Yes, new actors in the game must start somewhere. It’s just uncomfortable to me that this “somewhere” means playing a service role in this movie, just as Hudson did backing up Sarah Jessica Parker. Sidenote: Hudson’s role in SATC2 felt like an extra salty kick in the face since it was her follow-up to Dreamgirls, which should have promised her lead-role status. This draws right back into theories about finding comfort in placing women of color into socially oppressive categories such as mammy or the jezebel.
Melissa Harris-Perry discusses these categories in detail in her 2011 book, Sister Citizen: Shame, Stereotypes and Black Women in America. More recently, at her Gender, Sexuality, and Hip Hop conference at Tulane University, I presented my case on Minaj and her alter egos. Dr. Harris-Perry asked me why this creation of explicit alter egos might specifically a female thing. It all leads back to these categories. Hov and Jay Z and Shawn Carter are basically the same person. So are Eminem and Slim Shady. Nicki and Roman and Martha Zolanski are not. Could alter egos be a desperate yet playful attempt to claw free of these categorical constraints?

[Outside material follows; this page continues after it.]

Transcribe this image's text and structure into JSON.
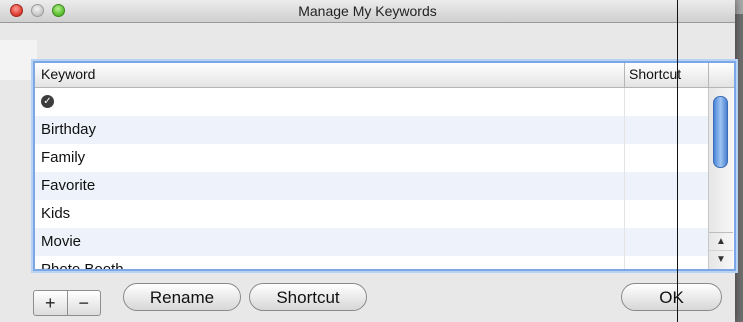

I argued this very idea in my presentation. Some of our immensely talented black female artists such as Minaj, Janelle Monae, and Beyoncé, have embraced alter egos for a variety of reasons: to create a distance that protects them from the projections of the media, to defy gender roles, and to allow themselves the freedom of sexual expression. I assert that Minaj’s penchant for channeling traditionally masculine braggadocio in her lyrical content, while strutting around in a hyperfemale hot pink ballet tutu is precisely what makes her lead role material. Her rejection of gender and racial roles is powerful. The rejection of her ability to play a lead role in a movie like this undermines this power.
Rajul Punjabi is an entertainment journalist and an adjunct instructor of Journalism at Long Island University in Brooklyn. She writes about music, gender, and culture. You can follow her at @rajulpunjabi.